Interesting Hidden Images in Famous Logos

Interesting Hidden Images in Famous Logos

Since marrying my non-designer husband, my husband has had to endure all the random comments I make about good and bad design, always pointing out interesting designs or being disgusted at other ‘designs’ I see around. The more we talked about it, the more my eyes would be opened to see. I would show him, “Hey! Isn’t this cool? The Caribou Coffee deer is made with a coffee bean!” And he started catching on and noticing more things too. “Connie, did you know that the Staples logo has a staple in it?”

So here begins our journey of opening our eyes to see things we haven’t really noticed before. Some are obvious, some are things I’ve been told about in the past, and some are ones I’ve just begun to see.

fedex logo

1. FedEx
FedEx, a pretty easy to read and straightforward logo. I remember years ago the shock I was in when someone told me about the hidden right-pointing arrow in between the ‘E’ and the ‘x’. Pretty clever, FedEx.
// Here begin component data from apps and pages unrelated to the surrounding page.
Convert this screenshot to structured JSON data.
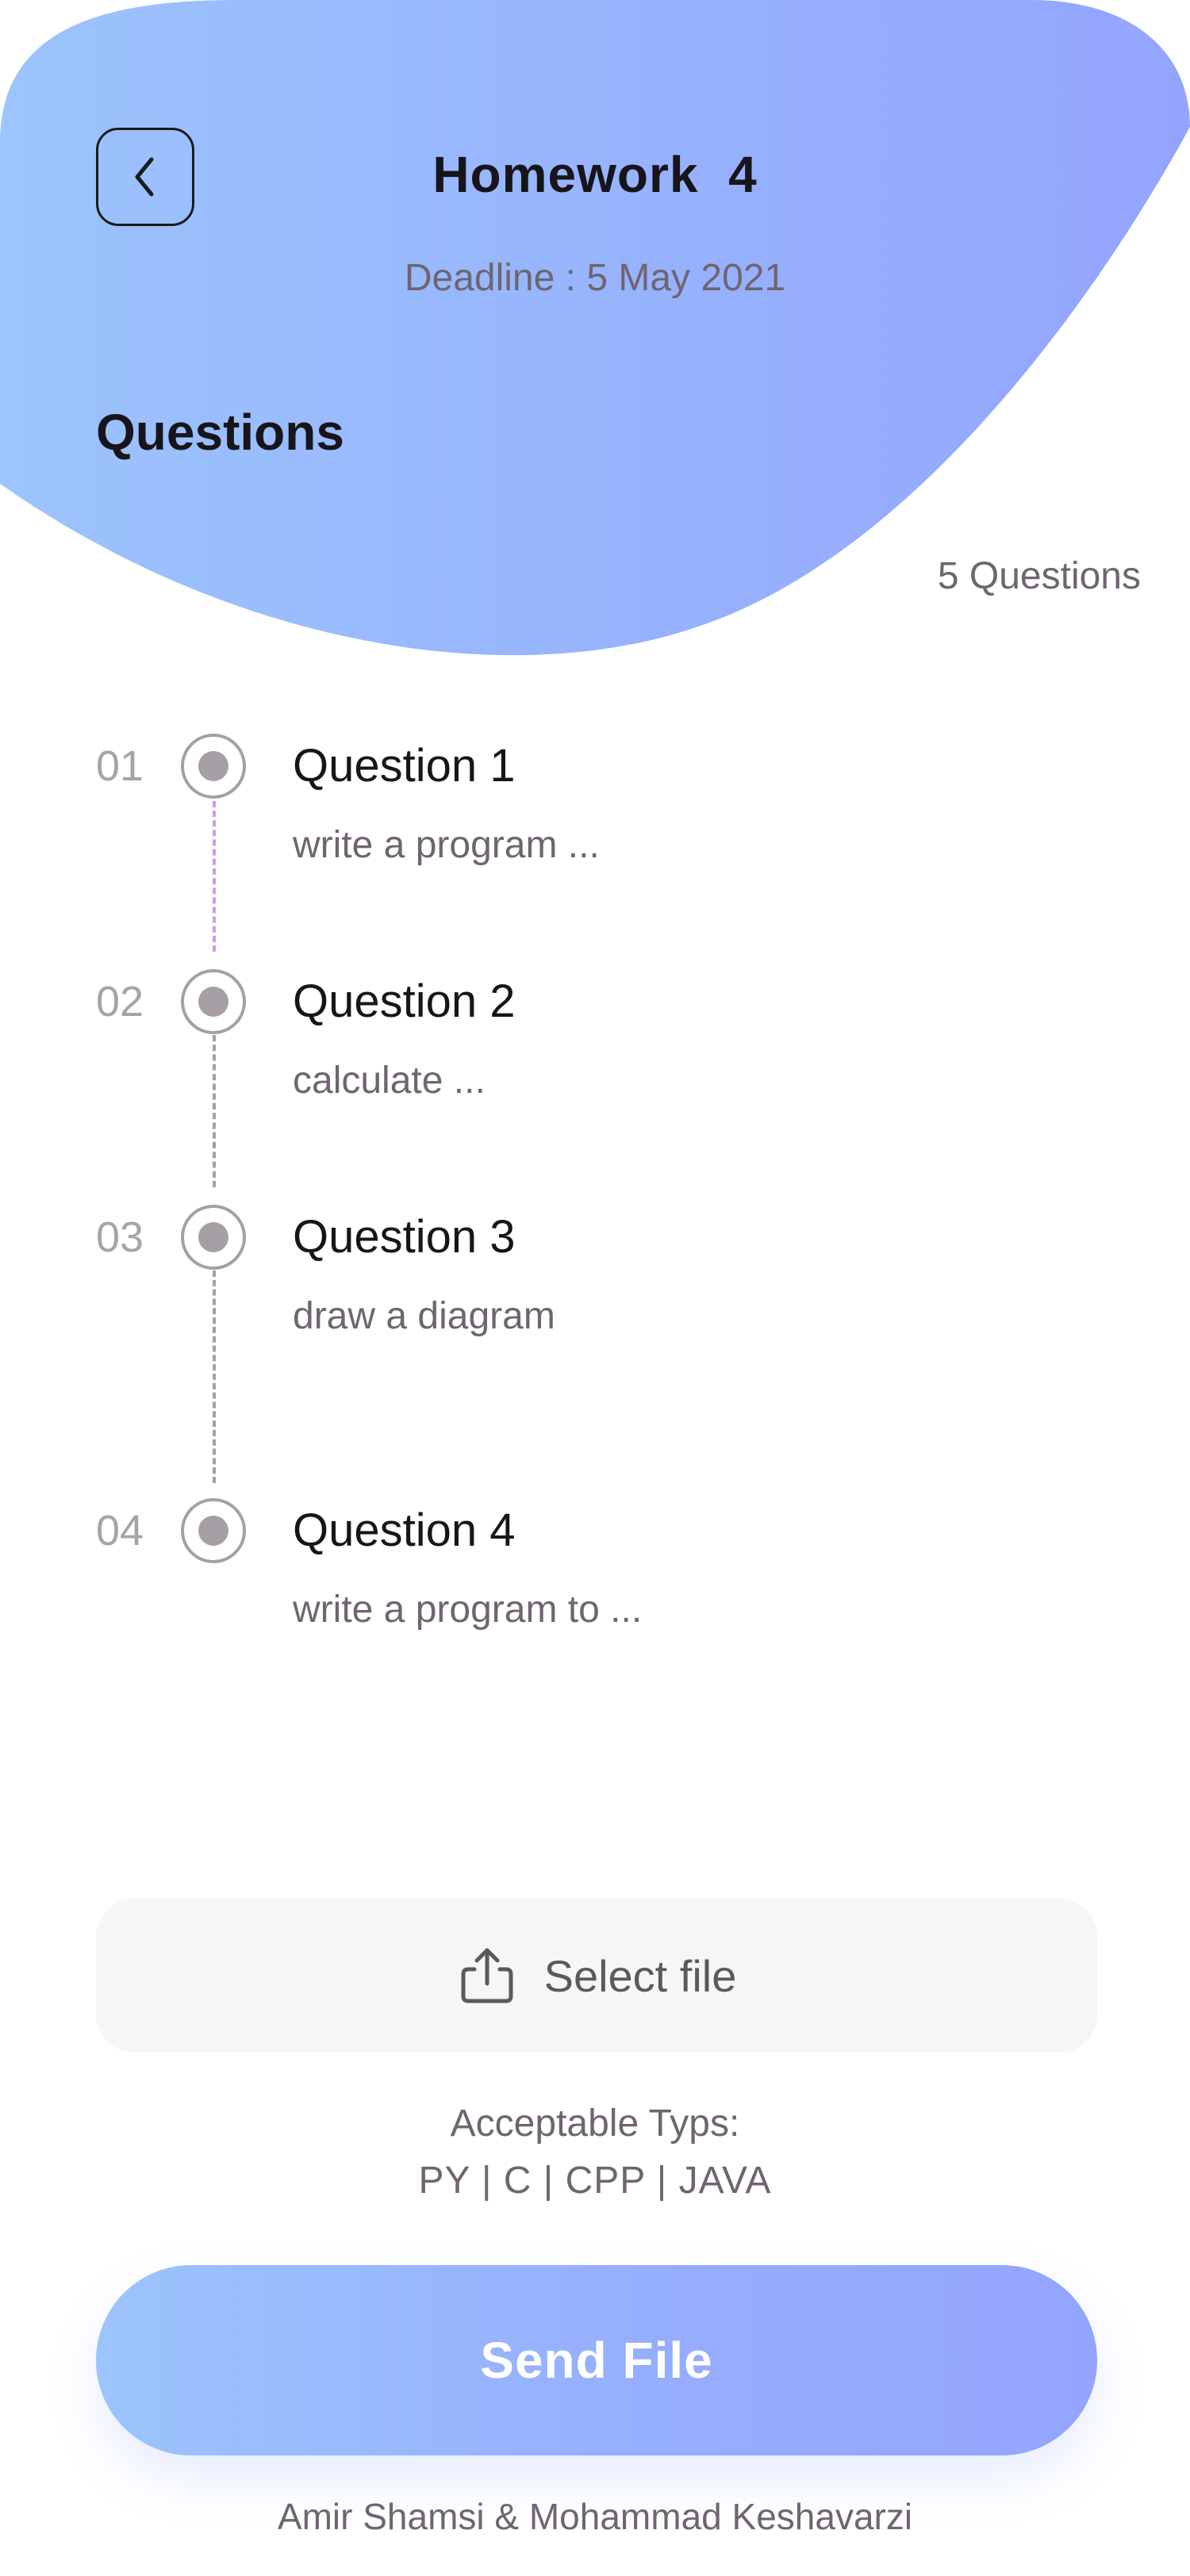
{
  "header": {
    "title": "Homework  4",
    "deadline": "Deadline : 5 May 2021"
  },
  "section": {
    "title": "Questions",
    "count": "5 Questions"
  },
  "questions": [
    {
      "number": "01",
      "title": "Question 1",
      "description": "write a program ..."
    },
    {
      "number": "02",
      "title": "Question 2",
      "description": "calculate ..."
    },
    {
      "number": "03",
      "title": "Question 3",
      "description": "draw a diagram"
    },
    {
      "number": "04",
      "title": "Question 4",
      "description": "write a program to ..."
    }
  ],
  "upload": {
    "select_label": "Select file",
    "acceptable_label": "Acceptable Typs:",
    "acceptable_types": "PY | C | CPP | JAVA"
  },
  "send_button": "Send File",
  "credits": "Amir Shamsi & Mohammad Keshavarzi",
  "colors": {
    "gradient_start": "#9cc4fd",
    "gradient_end": "#93a4fd",
    "timeline_accent": "#cf9be0",
    "text_dark": "#17151a",
    "text_muted": "#6f6570"
  }
}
caribou coffee logo
2. Caribou Coffee
Though it’s not really hidden, Caribou Coffee’s logo of a deer is formed by a coffee bean as the main part of its body! Caribou Coffee changed its logo on March 1, 2010 to its current one. The former logo was just a deer (no-coffee bean there).

staples logo
3. Staples
Ever notice the hook on the ‘L’ in the Staples logo? This is the one my non-designer husband showed me. The ‘L’ is a bent staple! However, since Jan 9, 2014, Staples has begun to swap out the L with other office supplies. I haven’t seen this implemented anywhere yet except the staples website. Not too great in my opinion. Take a look yourself on their site!

pitts zoo logo
4. Pittsburgh Zoo
I came across this logo online and found it to be rather interesting. I admire the skill this designer has to create the tree to outline the heads of the gorilla and lion perfectly. With even MORE detail (fish jumping out of the water and birds in the air … do you see anything else?), it creates a wonderful illustration and fun illusion. I think the typography can be enhanced a bit, though. Which do you see first? The tree or the animals?

bronx zoo logo
5. Bronx Zoo (student project)
Speaking of zoos, I also came across this great logo that was made by designer Caroline Madigan for a student project. To my knowledge, it’s not the actual Bronx Zoo logo, but its so clever that I wish it were. Similar to the Pittsburgh Zoo logo, the negative space is so interesting, with the giraffe’s legs outlining buildings in a city, which in my opinion, depicts NYC pretty well.

Here’s one of my own:
bacaro logo
This logo concept was for Bacaro Wine Lounge, a fine dining restaurant and wine lounge in Champaign, IL. After having a tasting at this restaurant, I was impressed at how there was so many ingredients, details, and flavors in each dish. Each ingredient had its own unique taste, and when it was combined together, it made the most exquisite dish. The concept of my logo was to use the detail of wine glasses that came together to form a blooming flower, representing all the ingredients in the dish to form a perfect combination. See more about this project on my portfolio page.

Seen any other interesting hidden images in logos (famous or not)?
Comment and tell us about it!